> [TASK OBJECTIVE] An exact copy of all the lines below is required, with every image left out.

> [TASK INPUT]

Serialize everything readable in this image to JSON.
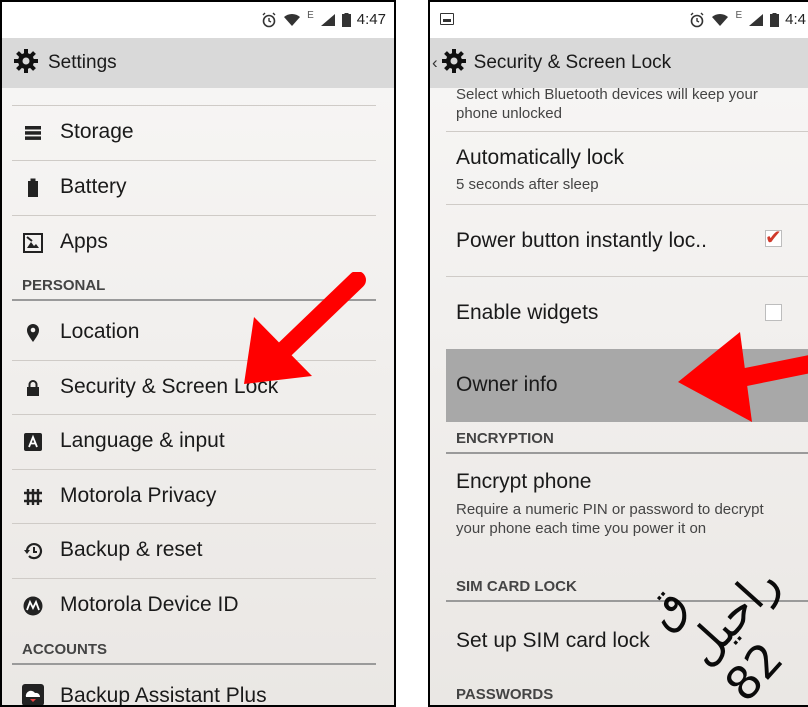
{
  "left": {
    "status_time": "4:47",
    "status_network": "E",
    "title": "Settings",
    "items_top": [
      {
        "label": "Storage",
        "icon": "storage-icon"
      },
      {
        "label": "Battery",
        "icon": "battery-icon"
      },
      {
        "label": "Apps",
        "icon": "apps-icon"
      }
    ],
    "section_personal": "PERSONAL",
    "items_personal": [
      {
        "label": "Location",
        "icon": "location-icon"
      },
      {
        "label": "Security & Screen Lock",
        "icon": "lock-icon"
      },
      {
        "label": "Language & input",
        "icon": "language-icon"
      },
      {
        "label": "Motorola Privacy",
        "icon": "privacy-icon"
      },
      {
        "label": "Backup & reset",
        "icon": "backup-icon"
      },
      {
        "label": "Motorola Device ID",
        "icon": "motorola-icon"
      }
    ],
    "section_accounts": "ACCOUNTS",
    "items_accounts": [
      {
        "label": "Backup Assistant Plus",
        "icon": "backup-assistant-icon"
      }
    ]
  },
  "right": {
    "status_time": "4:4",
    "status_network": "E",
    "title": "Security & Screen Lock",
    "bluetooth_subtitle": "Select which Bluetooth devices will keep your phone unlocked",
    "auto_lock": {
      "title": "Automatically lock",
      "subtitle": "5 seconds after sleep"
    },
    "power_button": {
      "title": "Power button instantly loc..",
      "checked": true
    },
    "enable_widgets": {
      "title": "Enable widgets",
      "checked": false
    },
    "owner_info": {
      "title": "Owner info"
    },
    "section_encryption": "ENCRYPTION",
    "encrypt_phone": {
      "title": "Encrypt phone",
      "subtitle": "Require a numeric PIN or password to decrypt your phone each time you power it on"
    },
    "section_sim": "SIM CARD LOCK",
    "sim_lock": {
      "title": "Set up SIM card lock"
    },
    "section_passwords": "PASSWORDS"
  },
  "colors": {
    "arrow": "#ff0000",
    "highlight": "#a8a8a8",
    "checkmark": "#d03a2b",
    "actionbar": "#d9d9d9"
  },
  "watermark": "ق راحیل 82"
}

> [YOUR SOLUTION]
Serialize everything readable in this image to JSON.
{
  "left": {
    "status_time": "4:47",
    "status_network": "E",
    "title": "Settings",
    "items_top": [
      {
        "label": "Storage",
        "icon": "storage-icon"
      },
      {
        "label": "Battery",
        "icon": "battery-icon"
      },
      {
        "label": "Apps",
        "icon": "apps-icon"
      }
    ],
    "section_personal": "PERSONAL",
    "items_personal": [
      {
        "label": "Location",
        "icon": "location-icon"
      },
      {
        "label": "Security & Screen Lock",
        "icon": "lock-icon"
      },
      {
        "label": "Language & input",
        "icon": "language-icon"
      },
      {
        "label": "Motorola Privacy",
        "icon": "privacy-icon"
      },
      {
        "label": "Backup & reset",
        "icon": "backup-icon"
      },
      {
        "label": "Motorola Device ID",
        "icon": "motorola-icon"
      }
    ],
    "section_accounts": "ACCOUNTS",
    "items_accounts": [
      {
        "label": "Backup Assistant Plus",
        "icon": "backup-assistant-icon"
      }
    ]
  },
  "right": {
    "status_time": "4:4",
    "status_network": "E",
    "title": "Security & Screen Lock",
    "bluetooth_subtitle": "Select which Bluetooth devices will keep your phone unlocked",
    "auto_lock": {
      "title": "Automatically lock",
      "subtitle": "5 seconds after sleep"
    },
    "power_button": {
      "title": "Power button instantly loc..",
      "checked": true
    },
    "enable_widgets": {
      "title": "Enable widgets",
      "checked": false
    },
    "owner_info": {
      "title": "Owner info"
    },
    "section_encryption": "ENCRYPTION",
    "encrypt_phone": {
      "title": "Encrypt phone",
      "subtitle": "Require a numeric PIN or password to decrypt your phone each time you power it on"
    },
    "section_sim": "SIM CARD LOCK",
    "sim_lock": {
      "title": "Set up SIM card lock"
    },
    "section_passwords": "PASSWORDS"
  },
  "colors": {
    "arrow": "#ff0000",
    "highlight": "#a8a8a8",
    "checkmark": "#d03a2b",
    "actionbar": "#d9d9d9"
  },
  "watermark": "ق راحیل 82"
}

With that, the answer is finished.